[Data records for software interfaces]
= Beginning of Section =

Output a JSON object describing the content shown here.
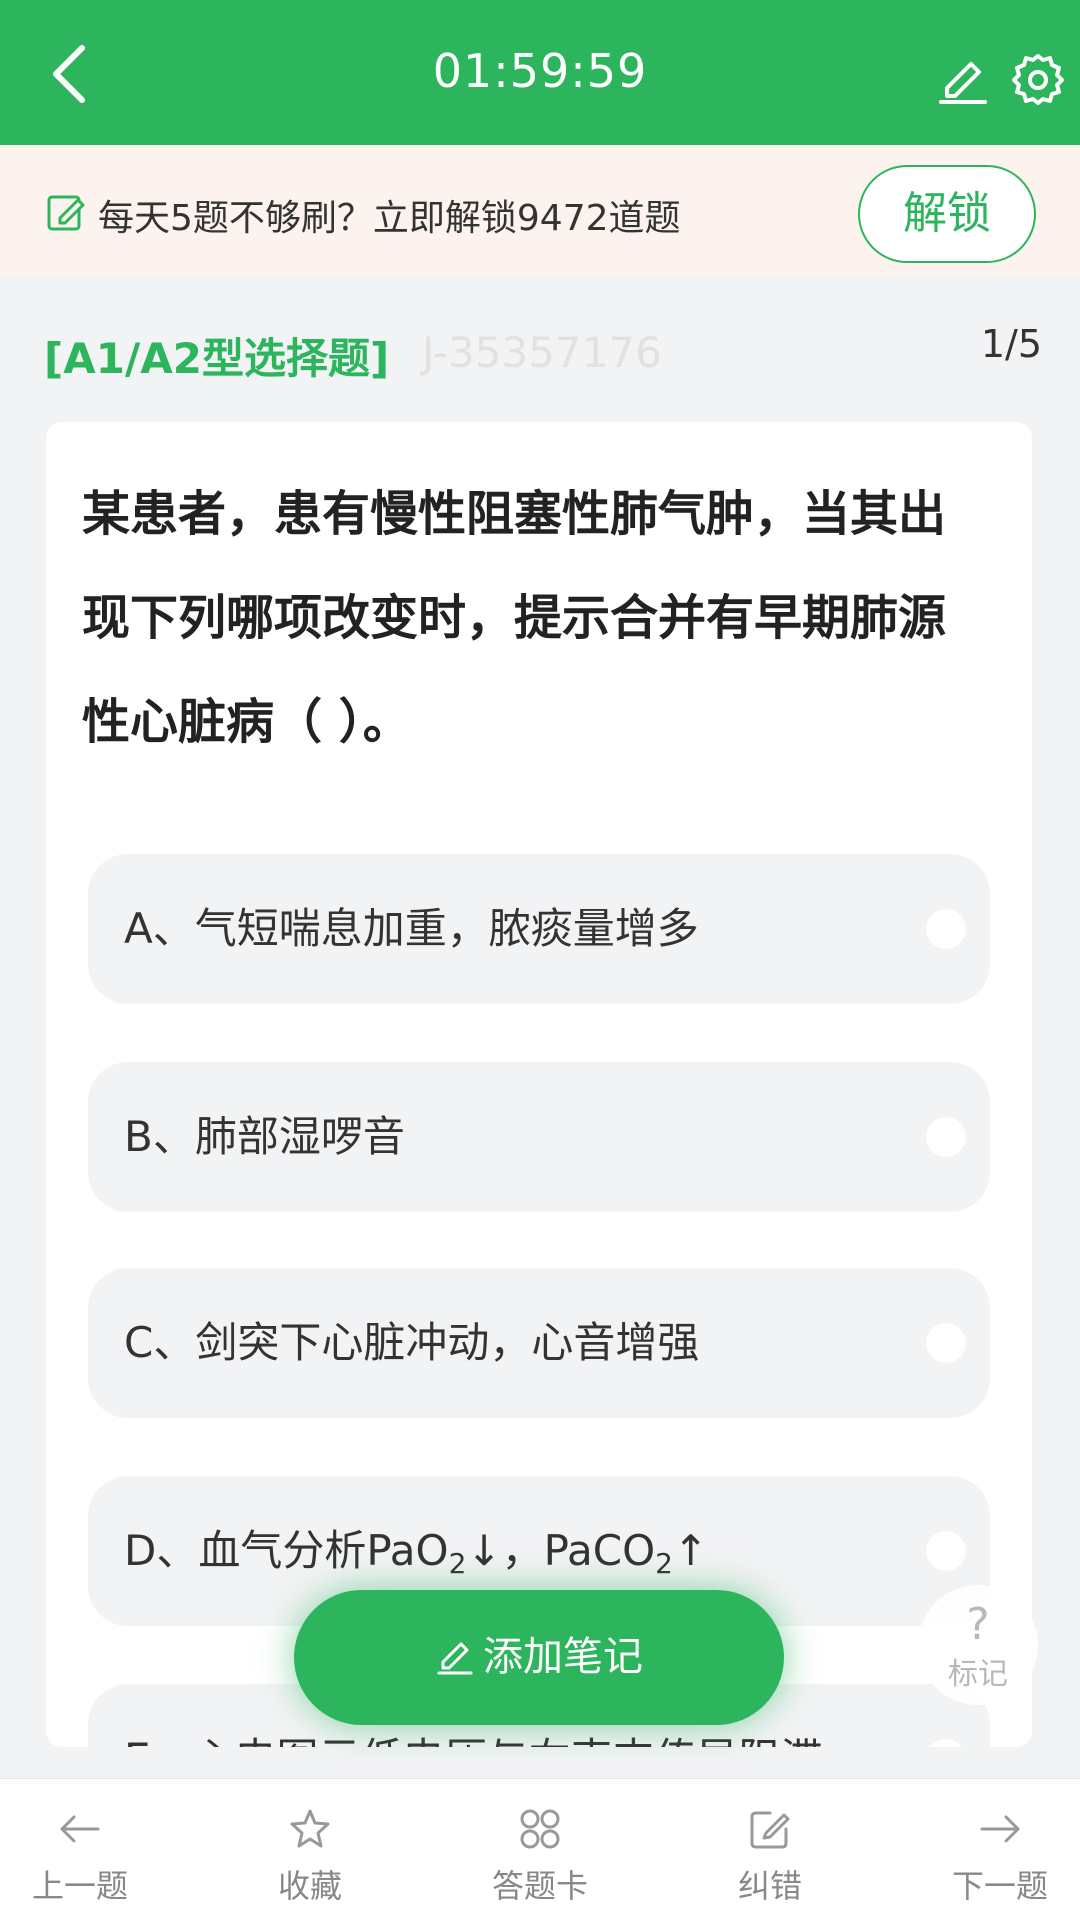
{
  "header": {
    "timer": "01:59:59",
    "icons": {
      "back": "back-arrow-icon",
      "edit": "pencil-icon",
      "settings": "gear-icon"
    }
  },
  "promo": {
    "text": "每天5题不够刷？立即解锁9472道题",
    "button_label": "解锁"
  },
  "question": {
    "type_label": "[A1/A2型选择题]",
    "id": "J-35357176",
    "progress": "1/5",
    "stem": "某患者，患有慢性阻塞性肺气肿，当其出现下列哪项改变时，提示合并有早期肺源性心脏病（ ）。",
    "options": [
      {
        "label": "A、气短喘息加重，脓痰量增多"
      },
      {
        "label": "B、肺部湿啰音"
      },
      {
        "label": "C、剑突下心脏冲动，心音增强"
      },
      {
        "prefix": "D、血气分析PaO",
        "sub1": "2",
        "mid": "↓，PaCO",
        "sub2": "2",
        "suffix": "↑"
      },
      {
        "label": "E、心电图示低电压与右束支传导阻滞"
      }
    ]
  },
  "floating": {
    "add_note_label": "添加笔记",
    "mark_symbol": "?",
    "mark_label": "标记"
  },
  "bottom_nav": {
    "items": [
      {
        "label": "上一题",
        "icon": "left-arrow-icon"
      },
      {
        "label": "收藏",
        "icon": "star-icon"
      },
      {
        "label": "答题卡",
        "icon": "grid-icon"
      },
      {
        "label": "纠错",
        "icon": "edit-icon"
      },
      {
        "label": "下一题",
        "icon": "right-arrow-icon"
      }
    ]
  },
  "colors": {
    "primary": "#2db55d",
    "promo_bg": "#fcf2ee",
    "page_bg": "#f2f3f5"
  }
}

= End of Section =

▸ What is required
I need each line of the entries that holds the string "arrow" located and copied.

▸ Output
      "back": "back-arrow-icon",
        "icon": "left-arrow-icon"
        "icon": "right-arrow-icon"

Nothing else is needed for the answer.